Kate O’Brien home should be used by UL, says owner

Anne Sheridan

Reporter:

Anne Sheridan

David Maxwell Fitzgerald outside the Kate O'Brien home, Boru House. Picture: Michael Cowhey
THE UNIVERSITY of Limerick has expressed an interest in acquiring the Kate O’Brien home on Mulgrave Street, following an extensive renovation of the property in recent months.

THE UNIVERSITY of Limerick has expressed an interest in acquiring the Kate O’Brien home on Mulgrave Street, following an extensive renovation of the property in recent months.

Owner David Maxwell Fitzgerald, who purchased the protected structure for €80,000, said he has been in talks with UL regarding the future use of the property, but has no current plans to sell the building.

However, he said he would not be opposed to allowing UL to take a long leasehold of the property, which was once home to the famous writer.

“If the university wantsto come into the city, this is the perfect opportunity for them. The Opera centre development is light years away from being built. It could be a perfect base for the school of English, or for students if they were to introduce Kate O’Brien scholarships for example. I believe the Minister for Finance Michael Noonan may have some influence in the matter,” he told the Limerick Chronicle.

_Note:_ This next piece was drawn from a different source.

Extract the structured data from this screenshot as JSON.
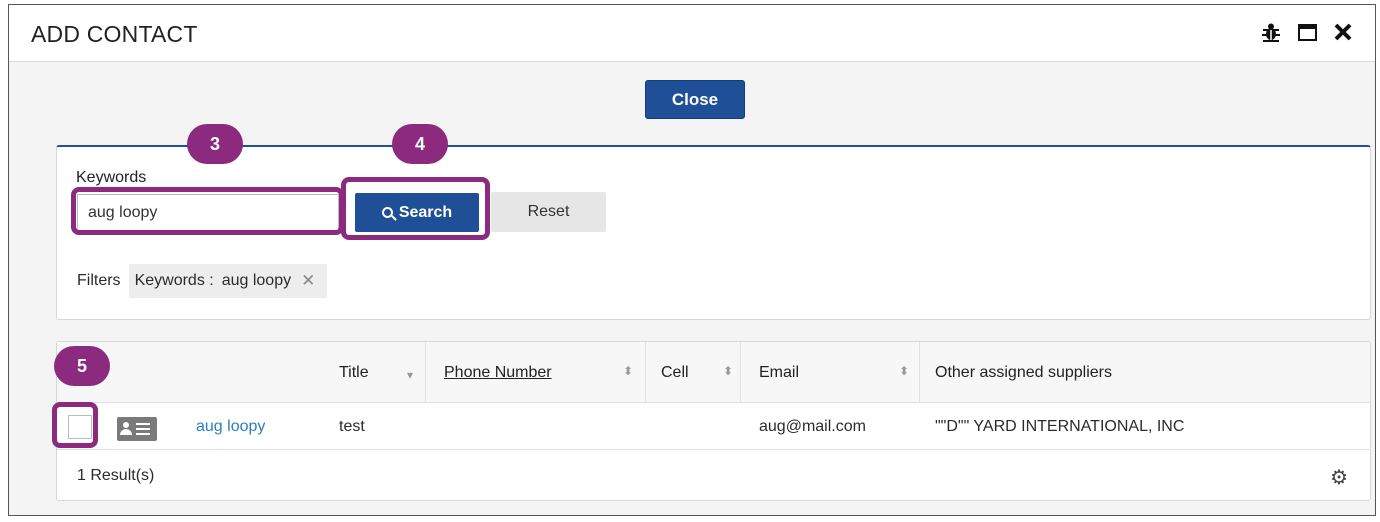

Mr Maxwell Fitzgerald did not wish to disclose the amount he has spent on renovating the extensive property, but said he’s delighted that after 25 years of being boarded up, 29 sheets of steel have been removed and the building is on its way to being restored to its former glory.

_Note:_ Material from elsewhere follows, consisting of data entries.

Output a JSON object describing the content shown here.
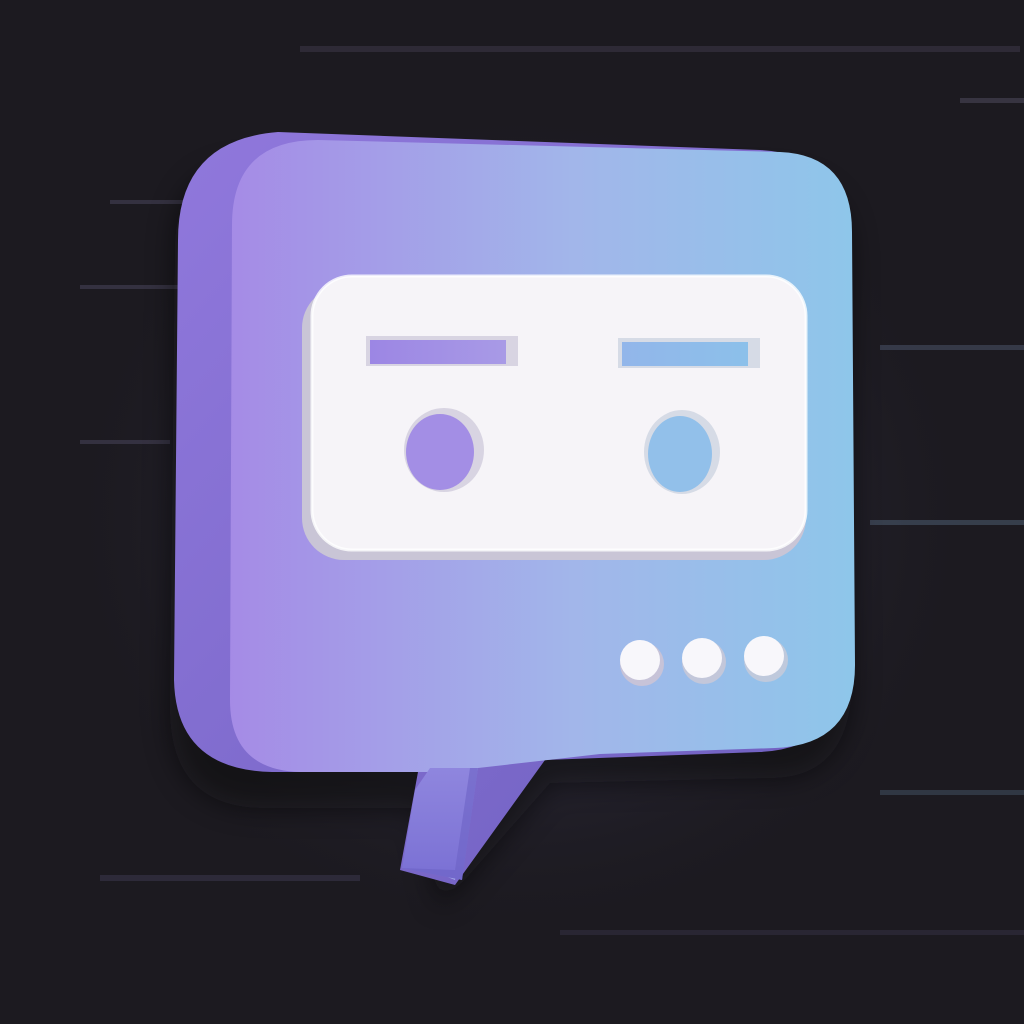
{
  "scene": {
    "background_color": "#1c1a20",
    "icon_semantic": "chat-bot-icon",
    "bubble": {
      "gradient_start": "#a58be6",
      "gradient_end": "#8ec6ea",
      "side_shade": "#7f6fd2"
    },
    "face_plate": {
      "color": "#f6f4f8",
      "shadow": "#c9c5d6"
    },
    "typing_indicator": {
      "dot_count": 3,
      "dot_color": "#f8f7fb"
    }
  }
}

“I’d say about 90% of the work has been done now, without any State funds, and I’m being with the progress. It has come on beautifully and looks pretty terrific I think. I believe it could be put forward as one of the nicest classical Victorian homes in Limerick,” he said.

The racehorse owner, who also runs a wind farm business, said he bought the building on a “whim” but is delighted to have an association with it. The property had been on the market for five years, and was purchased after its price fell off from €350,000, a drop of 77% in price. The 3000 sq ft property includes seven bedrooms and four additional rooms in the attic. The detached two-storey redbrick building was built by the writer’s grandfather, Thomas O’Brien, in 1880. The university was not available to comment at the time of going to print.